Are you considering having a vasectomy reversal? Here’s how a vasovasostomy works and your chances of getting your partner pregnant.

Vasectomies are considered as permanent forms of male birth control and every year, 1 in 10 men in the states has the procedure done.1 They are highly effective and less than 1% of men who undergo a vasectomy experience failure.

It is possible to have a vasectomy reversed in a procedure known as a vasovasostomy. Here’s all you need to know about getting your partner pregnant after a vasectomy reversal.

What is a vasovasostomy?

A vasovasostomy is the most common preferred method of a vasectomy reversal. During this procedure, the doctor rejoins the vas deferens tubes that had earlier been cut, thereby rejoining the penis and the testes. 

The alternative procedure is a vasoepididymostomy which is far more complicated and is only recommended if your doctor is certain a vasovasostomy will not work.

Why do men get a vasectomy reversal?

In every 20 men that get a vasectomy, one will want a reversal.2 There are various reasons why one may decide to have a vasovasostomy including:

  • The desire to have more children
  • As a solution to chronic post-vasectomy pain
  • Losing a child
  • Divorce and remarriage
  • Lack of success in other fertility methods like IVF

There are times when the reversal is caused by vasectomy regret, which may have nothing to do with wanting more children.

How quickly can you get your partner pregnant after a vasectomy reversal?

The time it takes to get your partner pregnant after a vasovasostomy varies and is dependent on a couple of factors. If the reversal is a success and there are no arising complications, it could take you an average of 3 to 6 months for you to conceive.

After the procedure, your doctor will have to test your semen at least 12 weeks after the procedure to make sure it contains sperm. You will either be asked to ejaculate in a cup or be given a condom without spermicides to collect the semen after you have intercourse with your partner.

Even if the semen contains sperm, your doctor will have to conduct a sperm analysis to ascertain that it is of good quality. On average, it takes 90 days for sperm replenishment.

What factors affect your chances of pregnancy after a vasectomy reversal?
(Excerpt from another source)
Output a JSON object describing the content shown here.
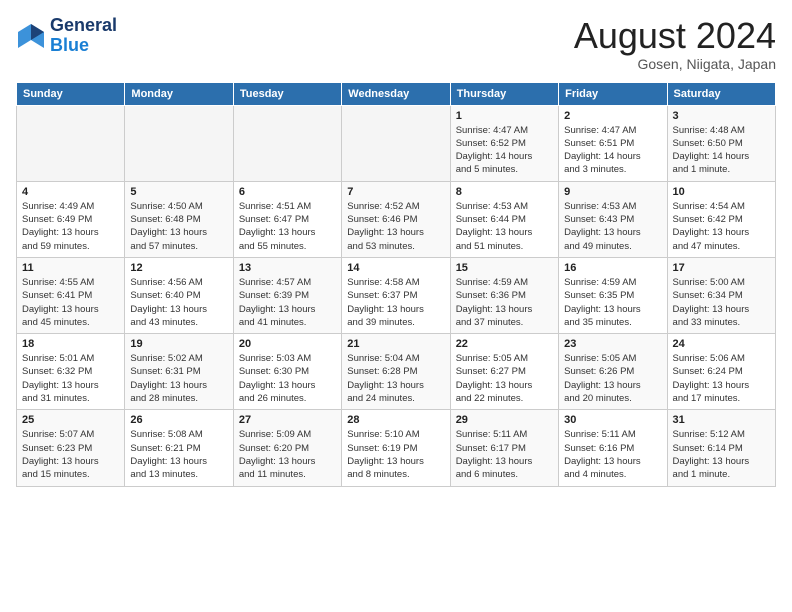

  1. The fertility of your partner – before having the reversal done, ensure that your partner doesn’t have any fertility issues as it will take you longer to conceive. If they do, you should consider other alternatives like IVF.
  2. How long you’ve had the vasectomy – it will take you longer to conceive if you’ve had the procedure for a long time. The success rate is higher for men who have the reversal done within 3 years.
  3. Lifestyle choices – it will take you longer to get your partner pregnant if you smoke and drink alcohol.

How experienced your doctor is will also affect the success of the reversal. Make sure that the urologist has done similar procedures successfully.

Links to sources used

  1. Trends in Contraceptive Use Worldwide 2015-  https://www.un.org/en/development/desa/population/publications/pdf/family/trendsContraceptiveUse2015Report.pdf
  2. Vasectomy Reversal: Decision Making and Technical Innovations- https://pubmed.ncbi.nlm.nih.gov/28904908/